- Endometrial ablation by laser, electrosurgical, microwave, or thermal means is a conservative alternative to hysterectomy, but long-term control of bleeding and patient satisfaction are lower than with hysterectomy (1,7)[A].
- Most cases can be managed as outpatient in office or emergency department.
- Rule out pregnancy complications and nonuterine bleeding.
- Treat severe or life-threatening bleeding acutely:
- Circulatory support, transfusion if necessary
- IV estrogen
- Curettage if necessary
- Hysterectomy in extreme case
- Bleeding leading to orthostatic hypotension
- Hematocrit <25%
Proceed to identify underlying cause of bleeding and treat to prevent recurrence:
- Hormonal therapy

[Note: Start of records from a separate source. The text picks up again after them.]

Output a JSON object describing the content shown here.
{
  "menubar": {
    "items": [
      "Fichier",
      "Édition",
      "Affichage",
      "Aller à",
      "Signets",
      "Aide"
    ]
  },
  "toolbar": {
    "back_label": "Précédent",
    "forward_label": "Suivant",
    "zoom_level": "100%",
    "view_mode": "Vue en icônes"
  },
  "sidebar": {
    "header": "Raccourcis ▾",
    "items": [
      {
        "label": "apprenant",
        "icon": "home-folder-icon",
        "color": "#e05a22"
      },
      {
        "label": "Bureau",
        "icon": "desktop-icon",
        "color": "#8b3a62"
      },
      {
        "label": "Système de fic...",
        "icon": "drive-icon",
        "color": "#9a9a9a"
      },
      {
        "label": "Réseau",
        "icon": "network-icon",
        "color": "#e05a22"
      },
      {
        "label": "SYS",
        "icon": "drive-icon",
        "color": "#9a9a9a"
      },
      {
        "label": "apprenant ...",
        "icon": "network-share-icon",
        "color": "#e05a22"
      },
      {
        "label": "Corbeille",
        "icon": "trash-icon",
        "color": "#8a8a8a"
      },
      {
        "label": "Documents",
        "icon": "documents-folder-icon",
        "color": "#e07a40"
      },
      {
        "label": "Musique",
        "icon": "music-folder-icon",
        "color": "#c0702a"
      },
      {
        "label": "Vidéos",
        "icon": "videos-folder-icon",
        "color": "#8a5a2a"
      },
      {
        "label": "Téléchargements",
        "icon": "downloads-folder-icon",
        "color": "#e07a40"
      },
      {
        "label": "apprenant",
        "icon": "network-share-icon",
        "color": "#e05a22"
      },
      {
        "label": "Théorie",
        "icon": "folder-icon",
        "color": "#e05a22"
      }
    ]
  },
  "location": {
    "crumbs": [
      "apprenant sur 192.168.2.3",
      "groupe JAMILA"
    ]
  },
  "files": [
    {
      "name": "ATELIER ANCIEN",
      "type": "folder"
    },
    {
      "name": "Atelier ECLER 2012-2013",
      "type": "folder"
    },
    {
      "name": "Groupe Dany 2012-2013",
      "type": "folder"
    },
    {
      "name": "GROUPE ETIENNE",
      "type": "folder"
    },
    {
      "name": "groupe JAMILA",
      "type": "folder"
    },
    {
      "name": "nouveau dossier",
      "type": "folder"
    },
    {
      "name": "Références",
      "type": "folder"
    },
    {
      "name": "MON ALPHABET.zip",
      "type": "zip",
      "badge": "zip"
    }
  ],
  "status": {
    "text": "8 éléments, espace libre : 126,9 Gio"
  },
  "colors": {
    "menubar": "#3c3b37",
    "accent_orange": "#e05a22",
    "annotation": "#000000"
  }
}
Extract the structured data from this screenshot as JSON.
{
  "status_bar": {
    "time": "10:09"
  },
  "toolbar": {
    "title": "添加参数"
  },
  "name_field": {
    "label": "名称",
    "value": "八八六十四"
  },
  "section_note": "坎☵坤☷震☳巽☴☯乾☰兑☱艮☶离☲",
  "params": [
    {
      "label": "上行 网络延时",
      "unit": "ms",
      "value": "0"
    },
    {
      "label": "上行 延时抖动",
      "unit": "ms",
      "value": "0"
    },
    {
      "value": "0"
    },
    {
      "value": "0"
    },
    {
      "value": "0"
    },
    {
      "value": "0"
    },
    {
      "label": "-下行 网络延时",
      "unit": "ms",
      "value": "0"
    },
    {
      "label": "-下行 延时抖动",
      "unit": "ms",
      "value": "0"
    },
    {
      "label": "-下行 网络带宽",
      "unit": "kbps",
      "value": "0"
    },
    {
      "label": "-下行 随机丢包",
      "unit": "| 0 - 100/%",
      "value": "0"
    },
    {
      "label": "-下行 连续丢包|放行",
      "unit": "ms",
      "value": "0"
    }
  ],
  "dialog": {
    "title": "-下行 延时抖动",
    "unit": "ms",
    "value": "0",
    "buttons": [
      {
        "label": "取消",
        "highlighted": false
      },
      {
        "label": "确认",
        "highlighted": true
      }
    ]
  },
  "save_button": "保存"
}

- Dilatation and curettage for cases that fail to respond to hormone therapy
- Consider endometrial ablation or hysterectomy in persistent cases in which fertility is not a concern.
- Specific treatment for neoplasia, polyps, systemic disease
- Patients in whom fertility is a consideration may also need appropriate treatment for anovulation, endometriosis, and myomas.
- Varies with cause of bleeding
- Medical treatment of hyperplastic/dysplastic endometrium should be followed by repeat biopsy to confirm that histologic structure has returned to normal.
Iron supplementation may help correct for increased blood loss.
Information about side effects of medications should be provided.
- Varies with cause of bleeding
- Most patients whose condition results from hormonal causes will respond to hormonal manipulation.
- Estrogen may precipitate acute intermittent porphyria or cholestatic jaundice in susceptible patients.
1. Oehler MK, Rees MC. Menorrhagia: an update. Acta Obstet Gynecol Scand. 2003;82:405–22.
2. Siegel JE. Abnormalities of hemostasis and abnormal uterine bleeding. Clinical Obstetrics & Gynecology. 2005;48:284–94.
3. Management of anovulatory bleeding. ACOG Practice Bulletin 14, March 2000, reaffirmed 2009.
4. Reid PC, Virtanen-Kari S. Randomised comparative trial of levonorgestrel intrauterine system and mefenamic acid for the treatment of idiopathic menorrhagia. BJOG. 2005;112:1121–5.
5. Kriplani A, Kulshrestha V, Agarwal N, et al. Role of tranexamic acid in management of dysfunctional uterine bleeding in comparison with medroxyprogesterone acetate. J Obstet Gynaecol. 2006;26:673–8.
6. Showstack J, Lin F, Learman LA, et al. Randomized trial of medical treatment versus hysterectomy for abnormal uterine bleeding: resource use in the Medicine or Surgery (Ms) trial. Am J Obstet Gynecol.2006;194:332–8.
7. Practice Committee of American Society for Reproductive Medicine et al. Indications and options for endometrial ablation. Fertil. Steril. 2008;90:S236–40.
See Also (Topic, Algorithm, Electronic Media Element)
Amenorrhea; Abnormal Pap and Cervical Dysplasia; Cervical Malignancy; Cervical Polyps; Cervicitis, Ectropion, and True Erosion; Dysfunctional Uterine Bleeding; Dysmenorrhea; Menopause; Polycystic Ovarian Syndrome; Uterine Myomas
- 626.2 Excessive or frequent menstruation
- 626.3 Puberty bleeding
- 386692008 Menorrhagia (finding)
- 237125007 pubertal menorrhagia (finding)
- Menorrhagia is defined as excessive amount or duration of menstrual flow at more or less regular intervals and has a wide variety of potential causes.
- Pregnancy should be ruled out as part of the initial evaluation.
- Because endometrial carcinoma is a significant cause of bleeding in women over age 35, an endometrial biopsy to rule out endometrial carcinoma is recommended before using any hormonal treatments.
- Iron supplementation will help correct for increased blood loss while the underlying etiology is being identified and treated.